# Math Help - Fibonacci numbers with negative indices

1. ## Fibonacci numbers with negative indices

Let the Fibonacci sequence Fn be defined by its recurrence relation (1) Fn=F(n-1)+F(n-2) for n>=3. Show that there is a unique way to extend the definition of Fn to integers n<=0 such that (1) holds for all integers n, and obtain an explicit formula for the terms Fn with negative indices n.

I am completely stuck on how to prove this by induction. I figured that Fn = Fn+2-Fn+1, but i don't know how to apply induction to this to prove it for all integers n

2. The recursive computation $f_{n}= f_{n+2} - f_{n+1}$ is perfectly possible. Starting with $f_{1}=f_{0}=1$ we obtain...

$f_{-1} = f_{1} - f_{0} = 0$

$f_{-2} = f_{0} - f_{-1} = 1$

$f_{-3} = f_{-1} - f_{-2} = -1$

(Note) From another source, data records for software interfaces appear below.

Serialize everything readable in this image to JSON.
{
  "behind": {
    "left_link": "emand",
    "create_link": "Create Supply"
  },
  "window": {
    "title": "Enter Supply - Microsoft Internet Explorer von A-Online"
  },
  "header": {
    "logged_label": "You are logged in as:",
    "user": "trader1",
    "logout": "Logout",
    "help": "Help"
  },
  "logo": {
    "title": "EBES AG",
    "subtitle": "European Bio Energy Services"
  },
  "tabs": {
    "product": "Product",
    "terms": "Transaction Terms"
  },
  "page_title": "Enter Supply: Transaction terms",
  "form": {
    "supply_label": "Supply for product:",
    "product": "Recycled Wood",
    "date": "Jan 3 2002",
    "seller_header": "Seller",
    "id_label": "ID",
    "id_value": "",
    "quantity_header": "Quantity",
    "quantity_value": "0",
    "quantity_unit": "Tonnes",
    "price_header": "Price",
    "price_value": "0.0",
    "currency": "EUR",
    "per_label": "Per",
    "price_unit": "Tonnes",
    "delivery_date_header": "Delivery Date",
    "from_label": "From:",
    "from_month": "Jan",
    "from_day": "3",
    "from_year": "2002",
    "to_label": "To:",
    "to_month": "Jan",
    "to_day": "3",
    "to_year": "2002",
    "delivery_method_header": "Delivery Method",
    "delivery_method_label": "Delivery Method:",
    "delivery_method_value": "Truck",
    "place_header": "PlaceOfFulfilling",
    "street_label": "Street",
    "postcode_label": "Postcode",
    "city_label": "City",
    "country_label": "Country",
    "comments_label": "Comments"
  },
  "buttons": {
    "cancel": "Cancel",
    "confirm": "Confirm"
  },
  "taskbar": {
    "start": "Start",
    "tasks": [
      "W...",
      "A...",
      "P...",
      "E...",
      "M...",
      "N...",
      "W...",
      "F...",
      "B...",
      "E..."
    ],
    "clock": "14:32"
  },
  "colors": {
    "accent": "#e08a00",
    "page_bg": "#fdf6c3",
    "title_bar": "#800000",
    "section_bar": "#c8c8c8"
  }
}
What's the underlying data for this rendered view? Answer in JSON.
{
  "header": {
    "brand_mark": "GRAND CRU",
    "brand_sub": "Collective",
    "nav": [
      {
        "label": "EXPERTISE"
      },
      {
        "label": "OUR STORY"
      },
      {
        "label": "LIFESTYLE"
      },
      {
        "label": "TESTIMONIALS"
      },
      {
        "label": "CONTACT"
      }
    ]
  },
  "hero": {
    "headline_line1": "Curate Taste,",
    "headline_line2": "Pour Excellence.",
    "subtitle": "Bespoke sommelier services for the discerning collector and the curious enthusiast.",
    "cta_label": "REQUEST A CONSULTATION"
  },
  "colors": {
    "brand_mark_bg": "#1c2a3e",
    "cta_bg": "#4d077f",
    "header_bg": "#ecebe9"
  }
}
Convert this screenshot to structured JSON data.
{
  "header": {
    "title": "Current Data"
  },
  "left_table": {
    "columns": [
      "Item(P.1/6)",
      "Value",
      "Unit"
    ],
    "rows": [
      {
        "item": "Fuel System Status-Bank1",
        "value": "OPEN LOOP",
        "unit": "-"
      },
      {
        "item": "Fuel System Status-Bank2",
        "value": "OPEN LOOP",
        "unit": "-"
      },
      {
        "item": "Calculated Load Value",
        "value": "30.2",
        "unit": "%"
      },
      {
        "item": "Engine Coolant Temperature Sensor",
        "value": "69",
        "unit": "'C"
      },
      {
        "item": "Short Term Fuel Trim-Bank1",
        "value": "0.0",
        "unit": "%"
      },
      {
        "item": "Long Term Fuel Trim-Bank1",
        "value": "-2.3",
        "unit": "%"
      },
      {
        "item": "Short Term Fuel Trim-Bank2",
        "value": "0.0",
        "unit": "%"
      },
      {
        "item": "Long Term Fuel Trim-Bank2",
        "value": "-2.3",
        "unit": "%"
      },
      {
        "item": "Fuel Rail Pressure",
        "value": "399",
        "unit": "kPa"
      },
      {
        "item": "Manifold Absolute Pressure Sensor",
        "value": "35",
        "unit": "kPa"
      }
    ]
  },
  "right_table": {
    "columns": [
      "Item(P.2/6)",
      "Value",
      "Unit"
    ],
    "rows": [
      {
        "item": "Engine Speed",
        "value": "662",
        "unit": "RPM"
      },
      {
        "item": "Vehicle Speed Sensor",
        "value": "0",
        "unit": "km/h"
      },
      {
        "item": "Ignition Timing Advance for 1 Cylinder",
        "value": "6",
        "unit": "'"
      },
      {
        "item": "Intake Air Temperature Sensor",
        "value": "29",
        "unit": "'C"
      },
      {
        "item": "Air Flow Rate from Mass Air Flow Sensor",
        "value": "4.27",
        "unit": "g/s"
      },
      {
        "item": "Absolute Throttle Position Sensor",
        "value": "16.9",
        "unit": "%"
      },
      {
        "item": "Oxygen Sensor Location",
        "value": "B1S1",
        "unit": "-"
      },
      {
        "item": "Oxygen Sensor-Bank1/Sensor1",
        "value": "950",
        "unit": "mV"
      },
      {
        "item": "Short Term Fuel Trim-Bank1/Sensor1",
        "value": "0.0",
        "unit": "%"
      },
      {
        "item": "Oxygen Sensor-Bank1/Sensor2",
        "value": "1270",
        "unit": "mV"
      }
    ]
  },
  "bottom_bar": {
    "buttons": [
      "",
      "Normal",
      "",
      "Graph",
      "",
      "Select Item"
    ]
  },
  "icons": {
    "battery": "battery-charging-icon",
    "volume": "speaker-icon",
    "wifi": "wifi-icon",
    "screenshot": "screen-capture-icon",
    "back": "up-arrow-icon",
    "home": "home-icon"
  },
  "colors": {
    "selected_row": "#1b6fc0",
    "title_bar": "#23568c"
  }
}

$f_{-4} = f_{-2} - f_{-3} = 2$

$f_{-5} = f_{-3} - f_{-4} = -3$

$f_{-6} = f_{-4} - f_{-5} = 5$

$f_{-7} = f_{-5} - f_{-6} = -8$

$f_{-8} = f_{-6} - f_{-7} = 13$

$\dots$

It seems that the 'negative sequence' replies, with alternating signs, the 'positive sequence'...

Kind regards

$\chi$ $\sigma$

3. Thanks Chisigma! But how would one prove this using induction? Thats the part that really bugs me.

4. Originally Posted by morbius27
Let the Fibonacci sequence Fn be defined by its recurrence relation (1) Fn=F(n-1)+F(n-2) for n>=3. Show that there is a unique way to extend the definition of Fn to integers n<=0 such that (1) holds for all integers n, and obtain an explicit formula for the terms Fn with negative indices n.

I am completely stuck on how to prove this by induction. I figured that Fn = Fn+2-Fn+1, but i don't know how to apply induction to this to prove it for all integers n
You have that $f_n=f_{n-1}+f_{n-2}$. This is a homogenous linear recurrence relation. That said, it's solution is of the form $f_n=C_1 \alpha^n+C_2 \beta^n$. Where $\alpha,\beta$ are the solutions the auxiliary polynomial $x^2-x-1=0$ and $C_1,C_2$ are determined by initial conditions.

It turns out that $f_n=\frac{\varphi^n-(1-\varphi)^n}{\sqrt{5}}$ where $\varphi$ is the golden ratio.

This is clearly a canonical way to extend $f_n$ to $\mathbb{Z}$